Items from a dataset:
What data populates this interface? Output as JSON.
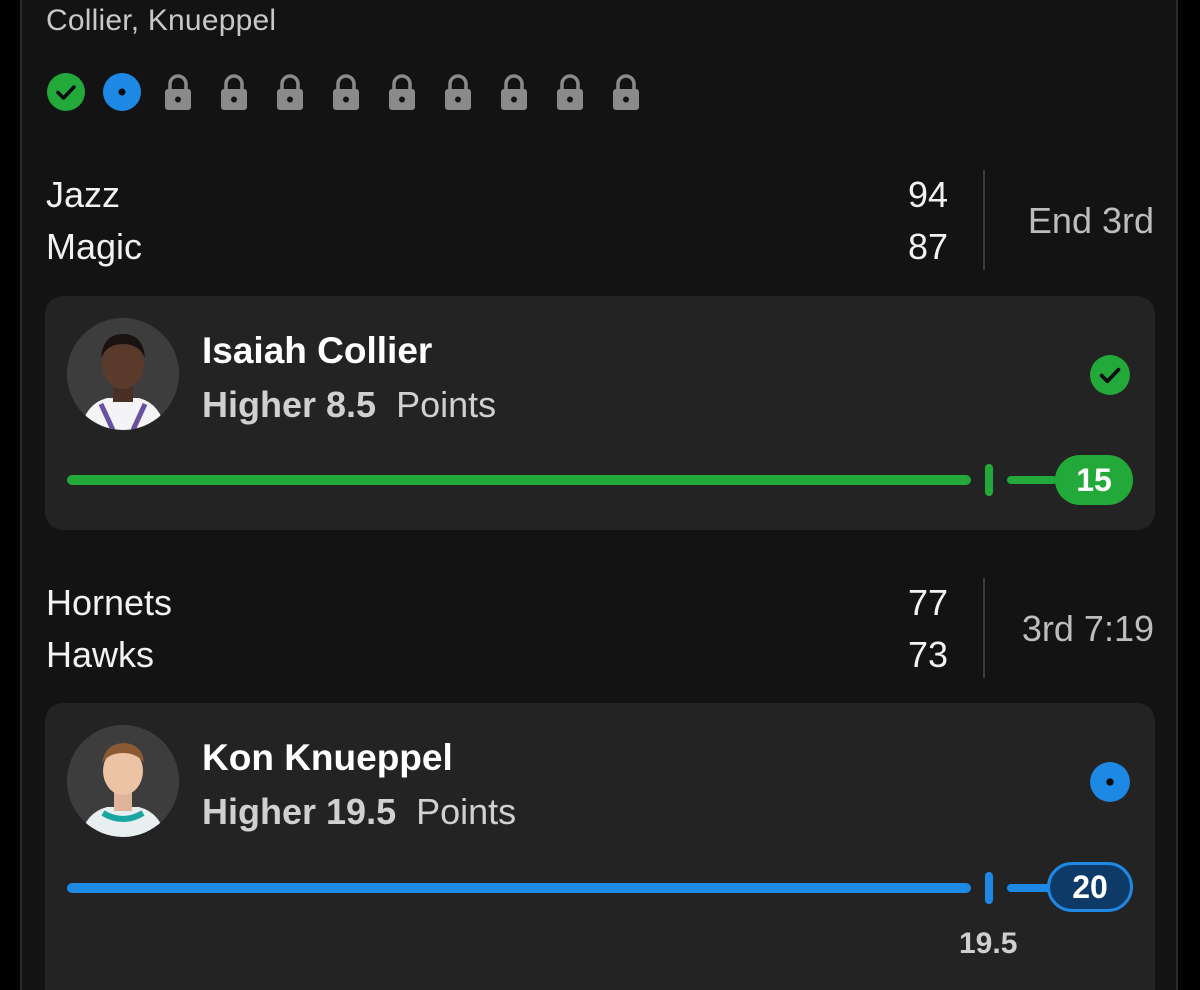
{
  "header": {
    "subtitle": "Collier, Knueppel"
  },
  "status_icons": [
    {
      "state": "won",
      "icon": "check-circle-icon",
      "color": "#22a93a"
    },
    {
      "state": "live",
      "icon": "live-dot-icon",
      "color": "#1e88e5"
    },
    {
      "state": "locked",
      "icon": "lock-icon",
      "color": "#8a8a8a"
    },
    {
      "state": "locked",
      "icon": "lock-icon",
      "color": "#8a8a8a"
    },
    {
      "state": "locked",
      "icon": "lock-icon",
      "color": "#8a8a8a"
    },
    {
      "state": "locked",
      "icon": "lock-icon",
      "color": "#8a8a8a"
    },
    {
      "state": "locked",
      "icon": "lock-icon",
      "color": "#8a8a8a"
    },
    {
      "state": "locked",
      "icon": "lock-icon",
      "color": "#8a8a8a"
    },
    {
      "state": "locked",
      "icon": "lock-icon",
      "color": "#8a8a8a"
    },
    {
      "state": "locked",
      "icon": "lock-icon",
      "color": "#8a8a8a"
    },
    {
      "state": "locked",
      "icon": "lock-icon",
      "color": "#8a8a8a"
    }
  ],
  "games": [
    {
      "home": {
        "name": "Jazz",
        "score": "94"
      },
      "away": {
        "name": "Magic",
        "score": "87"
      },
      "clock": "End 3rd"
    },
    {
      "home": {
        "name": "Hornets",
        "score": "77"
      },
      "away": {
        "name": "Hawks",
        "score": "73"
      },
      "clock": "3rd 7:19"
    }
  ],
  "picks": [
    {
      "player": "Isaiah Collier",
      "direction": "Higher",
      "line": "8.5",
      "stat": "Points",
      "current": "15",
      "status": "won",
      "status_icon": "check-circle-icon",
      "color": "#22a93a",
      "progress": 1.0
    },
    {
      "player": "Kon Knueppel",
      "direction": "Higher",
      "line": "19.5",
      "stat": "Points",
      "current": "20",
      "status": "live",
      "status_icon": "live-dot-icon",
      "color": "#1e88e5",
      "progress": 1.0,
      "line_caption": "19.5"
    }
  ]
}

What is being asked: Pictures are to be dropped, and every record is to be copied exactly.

Answer to this problem:
What data populates this interface? Output as JSON.
{
  "header": {
    "subtitle": "Collier, Knueppel"
  },
  "status_icons": [
    {
      "state": "won",
      "icon": "check-circle-icon",
      "color": "#22a93a"
    },
    {
      "state": "live",
      "icon": "live-dot-icon",
      "color": "#1e88e5"
    },
    {
      "state": "locked",
      "icon": "lock-icon",
      "color": "#8a8a8a"
    },
    {
      "state": "locked",
      "icon": "lock-icon",
      "color": "#8a8a8a"
    },
    {
      "state": "locked",
      "icon": "lock-icon",
      "color": "#8a8a8a"
    },
    {
      "state": "locked",
      "icon": "lock-icon",
      "color": "#8a8a8a"
    },
    {
      "state": "locked",
      "icon": "lock-icon",
      "color": "#8a8a8a"
    },
    {
      "state": "locked",
      "icon": "lock-icon",
      "color": "#8a8a8a"
    },
    {
      "state": "locked",
      "icon": "lock-icon",
      "color": "#8a8a8a"
    },
    {
      "state": "locked",
      "icon": "lock-icon",
      "color": "#8a8a8a"
    },
    {
      "state": "locked",
      "icon": "lock-icon",
      "color": "#8a8a8a"
    }
  ],
  "games": [
    {
      "home": {
        "name": "Jazz",
        "score": "94"
      },
      "away": {
        "name": "Magic",
        "score": "87"
      },
      "clock": "End 3rd"
    },
    {
      "home": {
        "name": "Hornets",
        "score": "77"
      },
      "away": {
        "name": "Hawks",
        "score": "73"
      },
      "clock": "3rd 7:19"
    }
  ],
  "picks": [
    {
      "player": "Isaiah Collier",
      "direction": "Higher",
      "line": "8.5",
      "stat": "Points",
      "current": "15",
      "status": "won",
      "status_icon": "check-circle-icon",
      "color": "#22a93a",
      "progress": 1.0
    },
    {
      "player": "Kon Knueppel",
      "direction": "Higher",
      "line": "19.5",
      "stat": "Points",
      "current": "20",
      "status": "live",
      "status_icon": "live-dot-icon",
      "color": "#1e88e5",
      "progress": 1.0,
      "line_caption": "19.5"
    }
  ]
}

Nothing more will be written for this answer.